Editors, Vineyard Gazette:
The following letter was sent to Gov. Deval Patrick from Cape and Islands Rep. Timothy Madden and Barnstable Fourth District Rep. Sarah K. Peake.
We are writing out of concern for the fishing industry on Cape Cod and the Islands, specifically for the fishermen who target conch in state waters in the commonwealth. It has come to our attention that there are proposed management changes to the conch fishery that are now being reviewed by your office. We are troubled by both the proposal and by the approach being taken by the Division of Marine Fisheries (DMF) to manage this fishery. Over recent years, this sustainable day-boat fishery has provided a crucial opportunity for many of our fishermen to be able to continue to fish. Many of our constituents have been forced out of other commercial fisheries by diminished fish stocks, the rising cost of fishing permits and ever-tightening restrictions. The conch fishery is now one of the top 10 highest-value commercial fisheries in Massachusetts. Because fishing effort has increased in the conch fishery, some managers and fishermen believe that changes in the management of this fishery are needed to ensure that the resource remains healthy and robust. We certainly support efforts to support a sustainable and profitable fishery. However, we feel strongly that any management changes must be based in science and on comprehensive information on the biological status of the conch resource. In addition, full consideration of the economic and social impacts of the proposed action must be studied and considered.
Currently, this has not happened so any changes in the management plan are premature and lacking a scientific basis. Conch management measures proposed recently by the Division of Marine Fisheries lack clearly-articulated management goals. We also note that a meaningful analysis of the economic and social outcomes that these actions will have on individual fishing businesses and on our coastal communities has not been undertaken. Finally, these measures lack a planned performance evaluation to determine whether these proposed measures will achieve their objective and what, if any, unintended consequences may occur. The commonwealth should not move forward to implement new management measures without these crucial components of science-based and responsible fisheries management. Therefore, we respectfully ask you to direct the Division of Marine Fisheries to take the following steps prior to identifying preferred management measures for this fishery:

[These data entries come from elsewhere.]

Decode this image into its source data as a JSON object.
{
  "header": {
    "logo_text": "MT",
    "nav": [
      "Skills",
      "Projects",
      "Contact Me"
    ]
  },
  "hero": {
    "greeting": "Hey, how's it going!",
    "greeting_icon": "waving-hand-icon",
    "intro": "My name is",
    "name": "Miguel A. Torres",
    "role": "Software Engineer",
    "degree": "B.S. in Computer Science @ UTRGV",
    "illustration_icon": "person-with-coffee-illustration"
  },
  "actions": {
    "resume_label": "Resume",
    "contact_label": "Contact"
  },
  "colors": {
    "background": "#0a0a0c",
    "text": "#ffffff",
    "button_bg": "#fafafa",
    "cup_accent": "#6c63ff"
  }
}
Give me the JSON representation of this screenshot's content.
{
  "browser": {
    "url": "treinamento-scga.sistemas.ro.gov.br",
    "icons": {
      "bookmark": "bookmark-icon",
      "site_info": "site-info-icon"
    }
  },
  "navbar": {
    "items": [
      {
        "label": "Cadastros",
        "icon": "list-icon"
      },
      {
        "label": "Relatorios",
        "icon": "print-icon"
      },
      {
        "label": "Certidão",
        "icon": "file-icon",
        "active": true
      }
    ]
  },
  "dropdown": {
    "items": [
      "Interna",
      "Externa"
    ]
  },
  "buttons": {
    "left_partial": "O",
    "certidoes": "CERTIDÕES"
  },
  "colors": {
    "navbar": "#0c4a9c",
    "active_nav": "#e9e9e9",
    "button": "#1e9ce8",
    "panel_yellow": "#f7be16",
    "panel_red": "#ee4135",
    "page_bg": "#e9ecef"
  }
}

• Work with commercial conch fishermen and stakeholders to define specific goals and objectives with regard to the conch management and fishery.
• Develop a fishery status report identifying potential biological, economic or management problems that currently exist.
• Conduct a comprehensive analysis of the conch resource including stock biomass, annual recruitment, relative size composition, specific growth rates and recent landings trends.
• Develop and initiate a cooperative research plan to partner with the fishing industry to address lingering biological questions to improve long-term conch management.
• Conduct and publicly present a thorough analysis of the biological, economic and social impacts of each proposed management alternative (e.g. a reduced minimum size or reduction in latent permits) so that each can be considered appropriately based on the best information.
Our shared goal of protecting the commonwealth’s marine resources and the marine fisheries depends on a deliberative and data-driven management process that includes active input from the affected commercial fishermen as well as other stakeholders at each step in the development of management measures. This input and analysis is crucial to ensuring a positive outcome for all. Thank you for your attention to this important matter. We are available to discuss this matter further with you.
Timothy Madden, Nantucket
Sarah Peake, Barnstable